Take into account your special status.
The majority of piano studios consist of elementary and middle school students, with a few teenagers preparing for the conservatory. But you, as a GRAND PIANO PASSION™ reader, are either an adult student or a committed teenager who plays for the love of the instrument. Given your qualities, I recommend setting your sights on a teacher who has at least a couple of other adults or older teens. This focus provides the added benefit of a social network and is useful during recital time, so that you are not the only adult in a lineup of kids, a somewhat humbling experience I contended with for years.
This type of teacher could come in several different varieties. Some teachers, such as Gail Fischler in Arizona, Joy Morin of Ohio, Laura Lowe of Georgia, and Anna Shelest of New York City, teach children and at the same time welcome and celebrate the adult student at any level. Others, such as Cosmo Buono and Seymour Bernstein, teach a combination of professionals and advanced amateurs. Still others, especially in large metropolises, run studios focused on adult students, running the gamut from beginners to advanced; two wonderful examples are Denise Kahn in New York City and Matthew Harre in Washington DC:
Get out and tell the world.
Finding a new piano teacher is a lot like finding a new job—you need to inform as many people as possible about your search. Now that you’ve got a model of your dream teacher, describe that desired teacher to others and ask for recommendations. This kind of good, old-fashioned networking is particularly useful if you are a member of a group, such as the Amateur Classical Musicians Association in New York City. Another option is PianoWorld, which hosts a number of online discussion groups that are collegial and helpful. You may want to check out in particular Pianist Corner.

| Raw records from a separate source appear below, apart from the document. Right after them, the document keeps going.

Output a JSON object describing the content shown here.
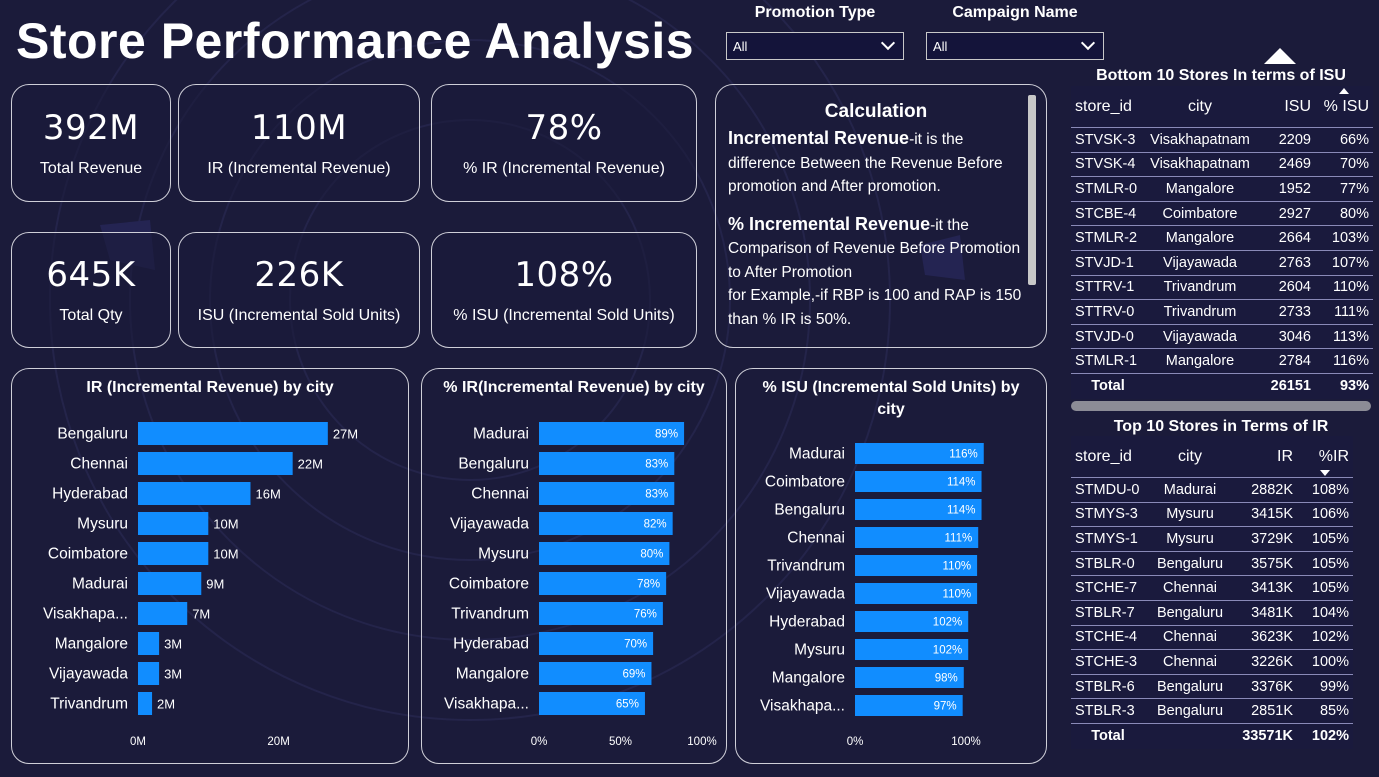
{
  "title": "Store Performance Analysis",
  "filters": [
    {
      "label": "Promotion Type",
      "value": "All"
    },
    {
      "label": "Campaign Name",
      "value": "All"
    }
  ],
  "kpis": [
    {
      "value": "392M",
      "label": "Total Revenue"
    },
    {
      "value": "110M",
      "label": "IR (Incremental Revenue)"
    },
    {
      "value": "78%",
      "label": "% IR (Incremental Revenue)"
    },
    {
      "value": "645K",
      "label": "Total Qty"
    },
    {
      "value": "226K",
      "label": "ISU (Incremental Sold Units)"
    },
    {
      "value": "108%",
      "label": "% ISU (Incremental Sold Units)"
    }
  ],
  "calculation": {
    "title": "Calculation",
    "ir_heading": "Incremental Revenue",
    "ir_text": "-it is the difference Between the Revenue Before promotion and After promotion.",
    "pir_heading": "% Incremental Revenue",
    "pir_text": "-it the Comparison of Revenue Before Promotion to After Promotion",
    "example": "for Example,-if RBP is 100 and RAP is 150 than % IR is 50%."
  },
  "colors": {
    "bar": "#118dff",
    "background": "#1b1b3a",
    "border": "#cfcfd8"
  },
  "chart_data": [
    {
      "type": "bar",
      "orientation": "horizontal",
      "title": "IR (Incremental Revenue) by city",
      "categories": [
        "Bengaluru",
        "Chennai",
        "Hyderabad",
        "Mysuru",
        "Coimbatore",
        "Madurai",
        "Visakhapa...",
        "Mangalore",
        "Vijayawada",
        "Trivandrum"
      ],
      "values": [
        27,
        22,
        16,
        10,
        10,
        9,
        7,
        3,
        3,
        2
      ],
      "labels": [
        "27M",
        "22M",
        "16M",
        "10M",
        "10M",
        "9M",
        "7M",
        "3M",
        "3M",
        "2M"
      ],
      "xlim": [
        0,
        33
      ],
      "xticks": [
        0,
        20
      ],
      "xtick_labels": [
        "0M",
        "20M"
      ]
    },
    {
      "type": "bar",
      "orientation": "horizontal",
      "title": "% IR(Incremental Revenue) by city",
      "categories": [
        "Madurai",
        "Bengaluru",
        "Chennai",
        "Vijayawada",
        "Mysuru",
        "Coimbatore",
        "Trivandrum",
        "Hyderabad",
        "Mangalore",
        "Visakhapa..."
      ],
      "values": [
        89,
        83,
        83,
        82,
        80,
        78,
        76,
        70,
        69,
        65
      ],
      "labels": [
        "89%",
        "83%",
        "83%",
        "82%",
        "80%",
        "78%",
        "76%",
        "70%",
        "69%",
        "65%"
      ],
      "xlim": [
        0,
        100
      ],
      "xticks": [
        0,
        50,
        100
      ],
      "xtick_labels": [
        "0%",
        "50%",
        "100%"
      ]
    },
    {
      "type": "bar",
      "orientation": "horizontal",
      "title": "% ISU (Incremental Sold Units) by city",
      "title_lines": [
        "% ISU (Incremental Sold Units) by",
        "city"
      ],
      "categories": [
        "Madurai",
        "Coimbatore",
        "Bengaluru",
        "Chennai",
        "Trivandrum",
        "Vijayawada",
        "Hyderabad",
        "Mysuru",
        "Mangalore",
        "Visakhapa..."
      ],
      "values": [
        116,
        114,
        114,
        111,
        110,
        110,
        102,
        102,
        98,
        97
      ],
      "labels": [
        "116%",
        "114%",
        "114%",
        "111%",
        "110%",
        "110%",
        "102%",
        "102%",
        "98%",
        "97%"
      ],
      "xlim": [
        0,
        100
      ],
      "xticks": [
        0,
        100
      ],
      "xtick_labels": [
        "0%",
        "100%"
      ]
    }
  ],
  "bottom_table": {
    "title": "Bottom 10 Stores In terms of ISU",
    "columns": [
      "store_id",
      "city",
      "ISU",
      "% ISU"
    ],
    "rows": [
      [
        "STVSK-3",
        "Visakhapatnam",
        "2209",
        "66%"
      ],
      [
        "STVSK-4",
        "Visakhapatnam",
        "2469",
        "70%"
      ],
      [
        "STMLR-0",
        "Mangalore",
        "1952",
        "77%"
      ],
      [
        "STCBE-4",
        "Coimbatore",
        "2927",
        "80%"
      ],
      [
        "STMLR-2",
        "Mangalore",
        "2664",
        "103%"
      ],
      [
        "STVJD-1",
        "Vijayawada",
        "2763",
        "107%"
      ],
      [
        "STTRV-1",
        "Trivandrum",
        "2604",
        "110%"
      ],
      [
        "STTRV-0",
        "Trivandrum",
        "2733",
        "111%"
      ],
      [
        "STVJD-0",
        "Vijayawada",
        "3046",
        "113%"
      ],
      [
        "STMLR-1",
        "Mangalore",
        "2784",
        "116%"
      ]
    ],
    "total": [
      "Total",
      "",
      "26151",
      "93%"
    ]
  },
  "top_table": {
    "title": "Top 10 Stores in Terms of IR",
    "columns": [
      "store_id",
      "city",
      "IR",
      "%IR"
    ],
    "rows": [
      [
        "STMDU-0",
        "Madurai",
        "2882K",
        "108%"
      ],
      [
        "STMYS-3",
        "Mysuru",
        "3415K",
        "106%"
      ],
      [
        "STMYS-1",
        "Mysuru",
        "3729K",
        "105%"
      ],
      [
        "STBLR-0",
        "Bengaluru",
        "3575K",
        "105%"
      ],
      [
        "STCHE-7",
        "Chennai",
        "3413K",
        "105%"
      ],
      [
        "STBLR-7",
        "Bengaluru",
        "3481K",
        "104%"
      ],
      [
        "STCHE-4",
        "Chennai",
        "3623K",
        "102%"
      ],
      [
        "STCHE-3",
        "Chennai",
        "3226K",
        "100%"
      ],
      [
        "STBLR-6",
        "Bengaluru",
        "3376K",
        "99%"
      ],
      [
        "STBLR-3",
        "Bengaluru",
        "2851K",
        "85%"
      ]
    ],
    "total": [
      "Total",
      "",
      "33571K",
      "102%"
    ]
  }
}
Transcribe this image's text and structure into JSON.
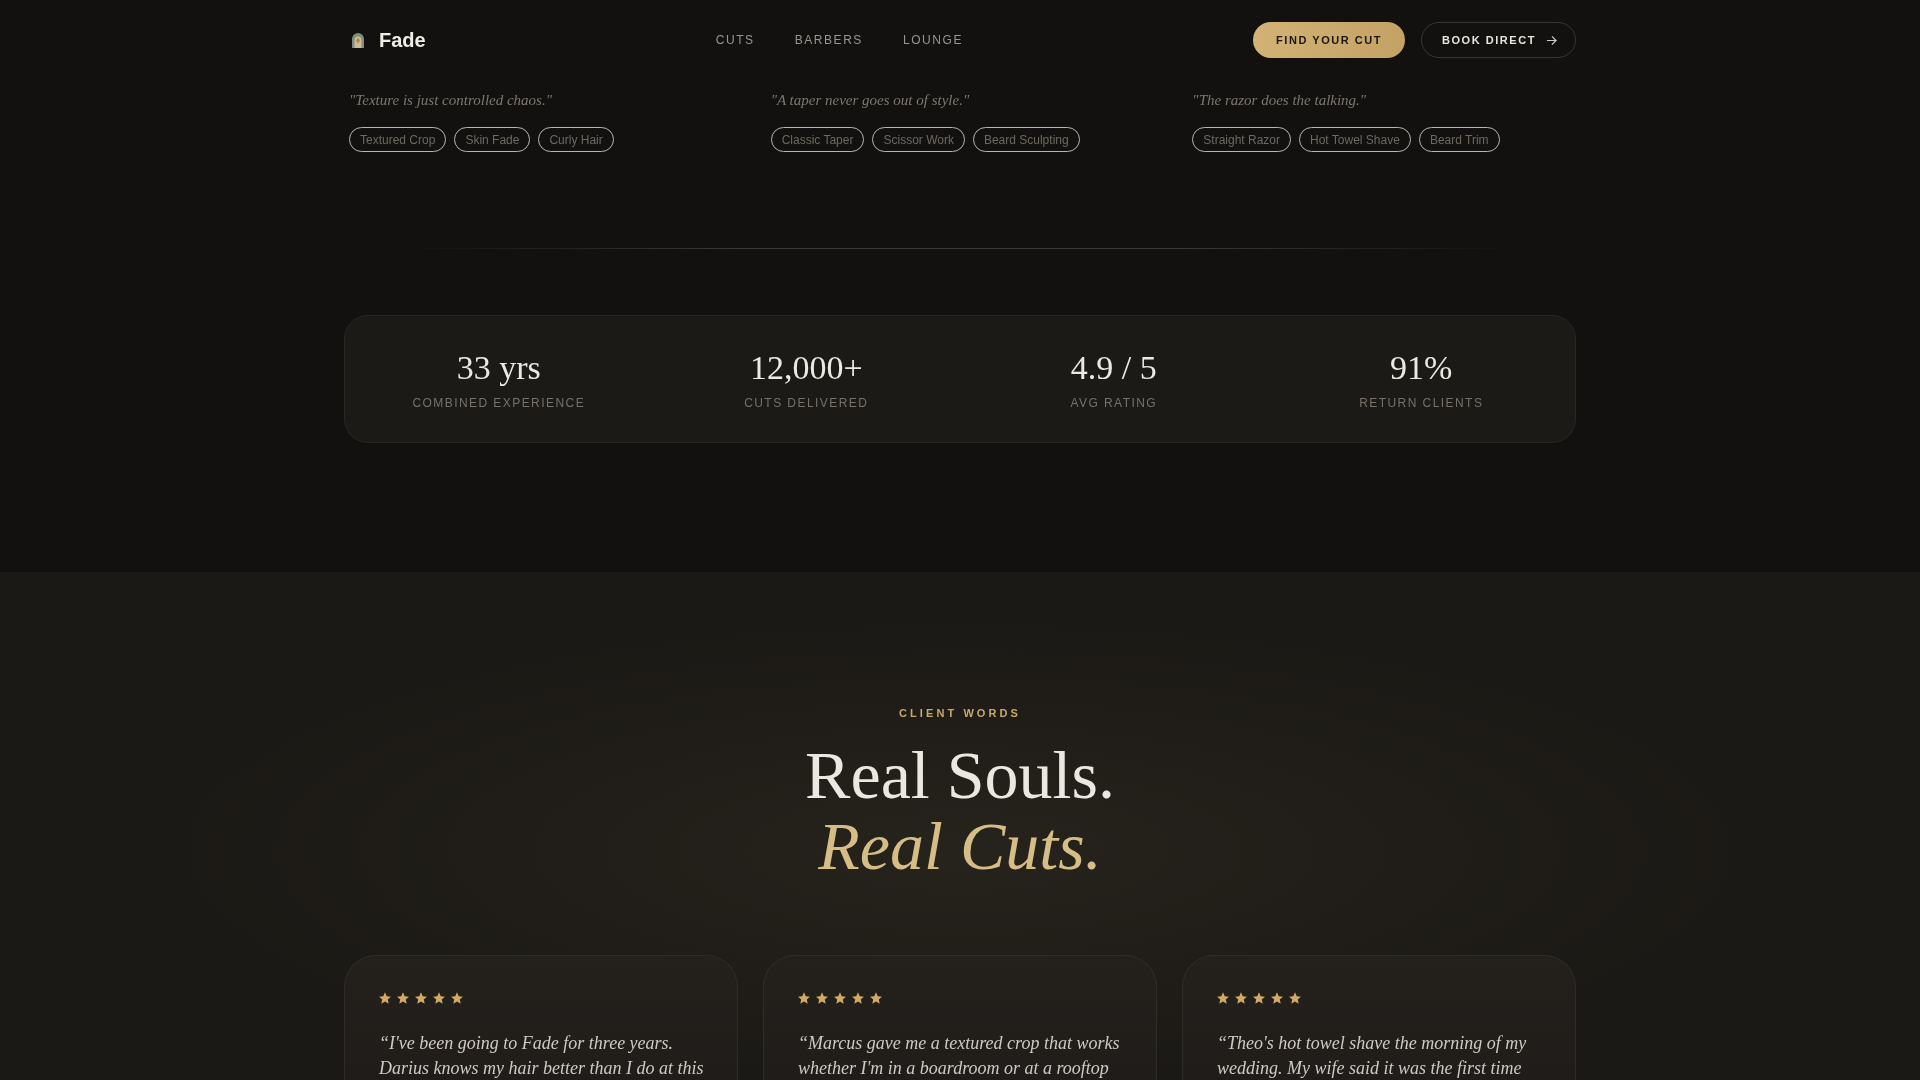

I would also recommend two centralized resources. First, the Music Teachers National Association maintains a searchable database of teachers by state who have earned the association’s National Certified Teachers of Music credential (NCTM). Try calling a few of the teachers in your area and asking whether they teach adults or whether they could recommend a teacher who focuses on adults. Also, TakeLessons.com has a national stable of certified piano teachers. These resources can be useful to supplement your networking efforts.